> Activity
Work out how many lines of the entries have the word "capacity" in them. Respond with that number only.

Dataset records section start

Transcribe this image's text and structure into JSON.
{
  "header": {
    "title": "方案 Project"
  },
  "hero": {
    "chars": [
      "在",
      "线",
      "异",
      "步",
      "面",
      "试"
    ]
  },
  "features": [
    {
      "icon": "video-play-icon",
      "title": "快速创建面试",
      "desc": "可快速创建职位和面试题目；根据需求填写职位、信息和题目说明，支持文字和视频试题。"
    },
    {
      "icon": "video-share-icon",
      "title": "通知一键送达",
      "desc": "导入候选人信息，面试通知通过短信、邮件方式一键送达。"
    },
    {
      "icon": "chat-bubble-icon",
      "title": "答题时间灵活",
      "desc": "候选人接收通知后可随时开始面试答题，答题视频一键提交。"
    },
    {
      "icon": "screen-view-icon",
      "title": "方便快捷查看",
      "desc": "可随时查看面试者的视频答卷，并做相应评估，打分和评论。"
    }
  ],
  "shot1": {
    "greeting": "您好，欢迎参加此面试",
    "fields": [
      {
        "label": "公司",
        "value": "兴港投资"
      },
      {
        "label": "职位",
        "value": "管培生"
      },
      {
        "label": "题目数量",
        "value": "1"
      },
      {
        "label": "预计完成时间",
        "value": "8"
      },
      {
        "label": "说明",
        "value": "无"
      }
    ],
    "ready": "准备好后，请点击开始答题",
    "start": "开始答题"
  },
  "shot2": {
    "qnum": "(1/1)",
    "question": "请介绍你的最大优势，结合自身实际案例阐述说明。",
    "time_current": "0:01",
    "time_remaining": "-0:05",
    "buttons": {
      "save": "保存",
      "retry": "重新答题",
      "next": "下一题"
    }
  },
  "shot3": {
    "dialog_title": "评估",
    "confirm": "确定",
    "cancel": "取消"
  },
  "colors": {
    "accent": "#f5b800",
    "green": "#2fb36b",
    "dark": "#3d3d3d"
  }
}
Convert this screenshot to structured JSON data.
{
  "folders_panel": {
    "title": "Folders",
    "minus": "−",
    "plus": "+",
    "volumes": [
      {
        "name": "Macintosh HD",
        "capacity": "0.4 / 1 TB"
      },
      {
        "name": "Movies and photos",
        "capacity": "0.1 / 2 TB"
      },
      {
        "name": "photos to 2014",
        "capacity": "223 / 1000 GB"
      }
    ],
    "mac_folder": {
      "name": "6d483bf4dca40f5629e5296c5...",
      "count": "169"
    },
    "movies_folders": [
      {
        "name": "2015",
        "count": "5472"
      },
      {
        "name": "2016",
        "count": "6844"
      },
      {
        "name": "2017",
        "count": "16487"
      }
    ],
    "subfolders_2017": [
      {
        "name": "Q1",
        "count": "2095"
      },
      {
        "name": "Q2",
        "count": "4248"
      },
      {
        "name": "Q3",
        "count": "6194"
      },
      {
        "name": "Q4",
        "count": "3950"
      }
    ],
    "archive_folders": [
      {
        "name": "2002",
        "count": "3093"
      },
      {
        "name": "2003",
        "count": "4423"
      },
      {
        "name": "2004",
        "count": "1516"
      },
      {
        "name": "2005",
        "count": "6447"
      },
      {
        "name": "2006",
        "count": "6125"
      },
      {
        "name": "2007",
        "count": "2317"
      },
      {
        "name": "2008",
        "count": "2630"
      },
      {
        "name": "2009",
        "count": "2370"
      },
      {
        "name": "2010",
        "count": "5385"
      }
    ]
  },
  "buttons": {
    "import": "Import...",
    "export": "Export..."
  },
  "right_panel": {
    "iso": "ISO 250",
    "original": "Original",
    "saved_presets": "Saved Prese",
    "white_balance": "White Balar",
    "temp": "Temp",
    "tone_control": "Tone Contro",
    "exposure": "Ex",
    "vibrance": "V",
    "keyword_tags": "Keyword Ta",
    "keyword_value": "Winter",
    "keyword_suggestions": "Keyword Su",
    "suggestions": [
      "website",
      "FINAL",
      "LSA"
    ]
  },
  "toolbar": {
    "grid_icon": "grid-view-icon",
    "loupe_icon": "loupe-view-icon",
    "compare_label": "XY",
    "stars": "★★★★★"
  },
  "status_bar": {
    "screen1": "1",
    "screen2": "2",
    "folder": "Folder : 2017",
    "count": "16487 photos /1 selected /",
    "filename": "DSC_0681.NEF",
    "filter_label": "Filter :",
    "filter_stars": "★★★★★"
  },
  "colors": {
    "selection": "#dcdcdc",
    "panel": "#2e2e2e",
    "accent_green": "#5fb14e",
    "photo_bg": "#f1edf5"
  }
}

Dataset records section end

> Response to this task
3